    The music by Bryan Adams, songwriter/composer, pinned for the film is Great — I think the kids will particularly like the song & animation of the Happy song, “Work with Me!” & of course, the journey through Candyland will be loved by the kids.
    The animation process & effects for the characters of Oz (i.e., Tin Man, monkeys) are amazing. I enjoyed listening to the talented singing voice of Lea Michele’s & she really got into the role of Dorothy’s character.

    This grownup Loved/enjoyed the wonderful stellar, talented voices of Megan Hilty & Hugh Dancy, both in their solo performances & as the ‘China Princess & Marshall Mallow’ singing their Beautiful duet song, ‘Even Then’.~ sigh :-)
    Martin Short really shines as the Jester don’t you think; & kudos go to the costume designing for the Jester — Patrick Stewart is also great & appealing to the little ones as Tugg the Tugboat!

    The gals thought the movie was very ‘cute’ & well suited for young children to see — lots of laughs & chuckles made in the journey through candyland — all of them will tell their kids to take their grandchildren to see it.

    Personally (& at my suggestion) we All agreed, over cups of Hot Tea, to give it an A+ on being a positive role model with high marks in educational values to be discussed w/the kids. Some of the values we talked about were: 1) the good Vs evil; the “work with me” attitude in helping one another, 2) a reiteration of helping those in need of a brain(education); of courage, & heart (scarecrow/lion/tin man) & 3) it connects the dots to people in Dorothy’s Kansas; e.g., the Jester & the appraiser abusing governmental powers, et al.

    One reservation perhaps could be for parents to be cautious about their young 3 to 4 YOs seeing the film ~ the mean flying monkeys battle in 3D might be too scary for them.

    Although the Top Box Office attendance stats were not as great as other films at this point (about $3.7M), I do think it will do Very Well, especially in DVD sales for home viewing.

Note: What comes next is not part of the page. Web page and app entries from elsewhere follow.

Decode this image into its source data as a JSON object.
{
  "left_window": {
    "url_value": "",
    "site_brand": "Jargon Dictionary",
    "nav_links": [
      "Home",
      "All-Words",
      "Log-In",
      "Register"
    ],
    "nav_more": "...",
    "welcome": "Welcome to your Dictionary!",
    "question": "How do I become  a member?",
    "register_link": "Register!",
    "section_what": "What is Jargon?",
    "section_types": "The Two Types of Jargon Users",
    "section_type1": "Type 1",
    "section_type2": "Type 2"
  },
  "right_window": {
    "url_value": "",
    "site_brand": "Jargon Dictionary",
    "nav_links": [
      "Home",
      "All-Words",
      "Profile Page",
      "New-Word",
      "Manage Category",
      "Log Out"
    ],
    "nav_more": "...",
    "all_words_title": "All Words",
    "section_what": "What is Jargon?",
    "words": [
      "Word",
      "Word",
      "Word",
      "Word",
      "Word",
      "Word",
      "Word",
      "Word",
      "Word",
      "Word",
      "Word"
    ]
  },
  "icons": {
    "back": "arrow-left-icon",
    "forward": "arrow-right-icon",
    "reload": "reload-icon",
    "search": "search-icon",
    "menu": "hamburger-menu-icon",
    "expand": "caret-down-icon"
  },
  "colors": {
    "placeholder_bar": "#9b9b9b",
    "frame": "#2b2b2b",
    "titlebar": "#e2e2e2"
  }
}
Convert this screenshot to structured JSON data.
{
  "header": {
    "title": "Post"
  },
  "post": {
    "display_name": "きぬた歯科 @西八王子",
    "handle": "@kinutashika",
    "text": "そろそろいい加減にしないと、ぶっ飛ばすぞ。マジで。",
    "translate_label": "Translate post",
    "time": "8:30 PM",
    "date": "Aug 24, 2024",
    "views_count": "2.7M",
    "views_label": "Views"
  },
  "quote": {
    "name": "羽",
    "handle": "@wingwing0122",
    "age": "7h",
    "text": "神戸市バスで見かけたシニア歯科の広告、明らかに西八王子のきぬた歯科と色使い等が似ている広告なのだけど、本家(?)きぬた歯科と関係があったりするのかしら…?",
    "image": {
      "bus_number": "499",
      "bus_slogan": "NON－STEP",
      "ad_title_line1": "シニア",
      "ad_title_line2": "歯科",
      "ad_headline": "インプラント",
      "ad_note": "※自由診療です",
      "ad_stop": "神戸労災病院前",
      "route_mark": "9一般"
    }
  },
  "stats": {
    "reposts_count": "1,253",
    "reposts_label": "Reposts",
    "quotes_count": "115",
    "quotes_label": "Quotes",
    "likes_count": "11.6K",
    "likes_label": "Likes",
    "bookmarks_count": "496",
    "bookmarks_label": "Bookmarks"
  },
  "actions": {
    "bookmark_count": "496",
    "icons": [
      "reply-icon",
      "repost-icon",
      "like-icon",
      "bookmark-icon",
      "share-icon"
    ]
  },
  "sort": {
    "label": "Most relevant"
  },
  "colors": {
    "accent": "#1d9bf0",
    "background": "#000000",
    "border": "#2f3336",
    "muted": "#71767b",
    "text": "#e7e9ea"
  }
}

    TOYS: I think the Jester, Toto, Tin Man & Marshall Mallow plush toys will do well; & I believe the Hotest item will be the fashion Singing Dorothy Doll w/cute cowboy boots, et al- especially since she sings the Happy song “Work with Me” from the movie. Like Dorothy, let’s think positive & remember, “There Will Always be a Rainbow when One Needs it Most”

    • Wow Grandma, you have certainly mastered the art of cut and paste. Here is your same review again…Variety, Screenrant…where else is it? I don’t know too many ‘grandmas’ that would LOVE a kids movie so much that they would bother spending their days cutting and pasting the same review along with a shameless plug for the merch. Unless of course they had some sort of financial stake in the movie…hmmm?

  • The only reason why this movie didn’t do well is because there was no one in the hip hop industry to promote it. Rio has Bruno Mars and Rhianna (don’t know how to spell her name) American youth today believes that if it isn’t rap, then it’s crap.